This is where you hammer the sale home with added extras; make sure you don’t go too crazy and drown out the initial value.
Here’s a rough idea of the VFNP structure in action, when demoing a sales chatbot to a prospect in the eCommerce industry:
- Showcase the chatbot answering questions about a product. (Value)
- Showcase the chatbot recommending alternative products via a carousel (Features)
- Showcase the chatbot guiding users through the purchasing processing (Niche)
- Showcase a mock integration and dashboard that provides a range of user data for analysis (Potential)
A ubisend partner and looking for tips on demoing a chatbot? Ask your partnership manager for the ‘How to demo a chatbot’ handout.
Step 3: Arm your champion
The champion is the individual, or small team, at the client’s business that will be internally pitching your chatbot. You’ll likely demo to them, they will take the information and pass it on.
On occasion, your champion will be the key decision-maker(s), or they will be present when you demo. While this shortens the purchase process, still follow up using the same tactics here.
The information you give to your champion will be used to further convince the decision-makers of the benefit of chatbots. No reason to not give it to them directly if it fits the circumstances.
Arm your champion with the following information:
- A concise email answering any questions that popped up during the demo
- A relevant case study or two (feel free to borrow a few from our case studies section)
- A project timeline*.
*This doesn’t have to be a work of art but having it nicely designed often helps. Don’t forget to include any potential future iterations to help demonstrate the longevity of your chatbot.
Optional choice: Productising
There are vast amounts of psychological research into the benefits and values of productising your offerings.
Take The Named Process Effect. The Named Process Effect is sales psychology that refers to the human mind associating a named object with one that has value (read more on this here).
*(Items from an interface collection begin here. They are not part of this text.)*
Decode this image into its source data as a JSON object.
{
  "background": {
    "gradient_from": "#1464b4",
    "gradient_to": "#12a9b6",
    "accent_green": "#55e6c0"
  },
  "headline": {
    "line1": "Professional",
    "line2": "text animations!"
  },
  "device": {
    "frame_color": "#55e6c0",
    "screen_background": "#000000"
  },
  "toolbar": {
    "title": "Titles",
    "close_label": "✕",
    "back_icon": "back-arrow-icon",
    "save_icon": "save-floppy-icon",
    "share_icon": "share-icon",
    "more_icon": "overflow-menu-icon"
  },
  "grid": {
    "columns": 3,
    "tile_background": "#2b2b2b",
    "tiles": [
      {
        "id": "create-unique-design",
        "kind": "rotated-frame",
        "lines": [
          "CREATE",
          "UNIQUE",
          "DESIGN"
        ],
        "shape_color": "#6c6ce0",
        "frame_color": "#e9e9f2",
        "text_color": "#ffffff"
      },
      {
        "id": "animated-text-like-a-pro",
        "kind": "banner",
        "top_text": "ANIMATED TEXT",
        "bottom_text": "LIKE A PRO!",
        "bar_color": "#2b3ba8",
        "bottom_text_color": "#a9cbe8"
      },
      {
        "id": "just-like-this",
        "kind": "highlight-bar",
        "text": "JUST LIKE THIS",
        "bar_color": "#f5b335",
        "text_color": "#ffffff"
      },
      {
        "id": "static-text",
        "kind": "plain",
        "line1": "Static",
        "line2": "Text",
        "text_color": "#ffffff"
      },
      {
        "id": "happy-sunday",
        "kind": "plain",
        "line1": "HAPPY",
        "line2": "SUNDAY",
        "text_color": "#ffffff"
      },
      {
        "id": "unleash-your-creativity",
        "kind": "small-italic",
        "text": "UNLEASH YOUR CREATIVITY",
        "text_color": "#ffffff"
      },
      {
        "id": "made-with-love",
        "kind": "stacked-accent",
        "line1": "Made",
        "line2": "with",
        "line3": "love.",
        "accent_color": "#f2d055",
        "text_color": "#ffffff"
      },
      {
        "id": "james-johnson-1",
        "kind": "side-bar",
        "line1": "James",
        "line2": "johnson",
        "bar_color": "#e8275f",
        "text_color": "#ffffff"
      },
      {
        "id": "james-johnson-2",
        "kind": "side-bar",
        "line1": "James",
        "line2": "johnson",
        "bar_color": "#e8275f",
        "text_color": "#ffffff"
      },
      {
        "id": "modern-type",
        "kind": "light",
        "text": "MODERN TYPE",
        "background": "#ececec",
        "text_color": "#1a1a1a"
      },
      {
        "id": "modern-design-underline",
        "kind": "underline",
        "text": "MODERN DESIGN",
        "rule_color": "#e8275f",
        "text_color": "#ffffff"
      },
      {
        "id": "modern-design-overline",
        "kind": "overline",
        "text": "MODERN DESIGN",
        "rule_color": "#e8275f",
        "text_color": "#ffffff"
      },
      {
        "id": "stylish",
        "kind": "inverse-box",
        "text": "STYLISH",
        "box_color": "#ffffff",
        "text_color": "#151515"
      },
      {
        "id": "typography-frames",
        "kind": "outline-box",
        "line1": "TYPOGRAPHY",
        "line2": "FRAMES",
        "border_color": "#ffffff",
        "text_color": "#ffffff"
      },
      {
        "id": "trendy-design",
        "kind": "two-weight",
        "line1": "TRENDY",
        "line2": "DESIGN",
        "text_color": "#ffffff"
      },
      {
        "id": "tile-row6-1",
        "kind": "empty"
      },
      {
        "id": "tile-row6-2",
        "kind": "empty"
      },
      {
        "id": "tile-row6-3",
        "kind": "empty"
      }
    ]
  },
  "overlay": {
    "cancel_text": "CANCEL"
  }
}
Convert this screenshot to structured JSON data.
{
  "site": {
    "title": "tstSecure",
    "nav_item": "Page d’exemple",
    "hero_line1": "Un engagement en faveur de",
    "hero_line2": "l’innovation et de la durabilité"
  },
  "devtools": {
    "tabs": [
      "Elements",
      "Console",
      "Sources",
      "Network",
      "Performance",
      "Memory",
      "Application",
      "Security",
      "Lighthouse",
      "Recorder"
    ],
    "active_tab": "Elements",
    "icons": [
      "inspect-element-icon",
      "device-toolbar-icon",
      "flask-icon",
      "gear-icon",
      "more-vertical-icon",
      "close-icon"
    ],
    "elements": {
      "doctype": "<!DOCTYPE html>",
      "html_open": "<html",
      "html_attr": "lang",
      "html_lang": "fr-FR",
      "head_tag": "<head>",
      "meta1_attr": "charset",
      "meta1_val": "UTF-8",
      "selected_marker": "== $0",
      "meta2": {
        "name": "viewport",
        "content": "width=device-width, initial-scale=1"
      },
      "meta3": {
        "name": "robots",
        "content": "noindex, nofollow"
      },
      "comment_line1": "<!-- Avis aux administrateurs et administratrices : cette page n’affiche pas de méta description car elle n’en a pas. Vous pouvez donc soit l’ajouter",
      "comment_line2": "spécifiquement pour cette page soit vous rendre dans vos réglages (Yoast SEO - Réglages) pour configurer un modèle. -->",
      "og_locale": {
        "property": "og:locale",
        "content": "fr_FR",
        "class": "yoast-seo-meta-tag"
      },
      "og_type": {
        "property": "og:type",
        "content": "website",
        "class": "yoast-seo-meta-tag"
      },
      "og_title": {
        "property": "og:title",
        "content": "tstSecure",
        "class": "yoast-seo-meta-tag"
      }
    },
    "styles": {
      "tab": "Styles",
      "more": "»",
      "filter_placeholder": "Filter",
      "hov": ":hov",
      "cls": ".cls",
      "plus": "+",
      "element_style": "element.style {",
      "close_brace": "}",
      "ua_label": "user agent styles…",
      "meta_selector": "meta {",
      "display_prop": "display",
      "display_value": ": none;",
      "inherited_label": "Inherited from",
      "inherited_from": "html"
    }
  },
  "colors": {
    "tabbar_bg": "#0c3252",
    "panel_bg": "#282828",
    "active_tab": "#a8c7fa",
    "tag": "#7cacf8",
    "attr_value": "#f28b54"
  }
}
Let’s take a customer service chatbot offering. It’s far easier for your champion to pitch an ‘FAQ service chatbot’ than ‘an agency that will build a chatbot for us.’
This gives your champion and their stakeholders something to hold onto and picture when discussing the idea.
On top of this, it’s often easier to evaluate a product over a service, even if the product and service fit the same purpose.
Naturally to productise or not to productise is usually down to the individual agency and their circumstances.
An agency that is mostly service driven may not want to step away from their usual pricing methodology for their chatbot services, and vice-versa.
We understand this and have designed our partnership programme in mind. Set your own prices, make your own decisions, do what’s right for your business.
Sell chatbot packages, each tailored for a different sector, or simply bolster your web dev services with chatbots.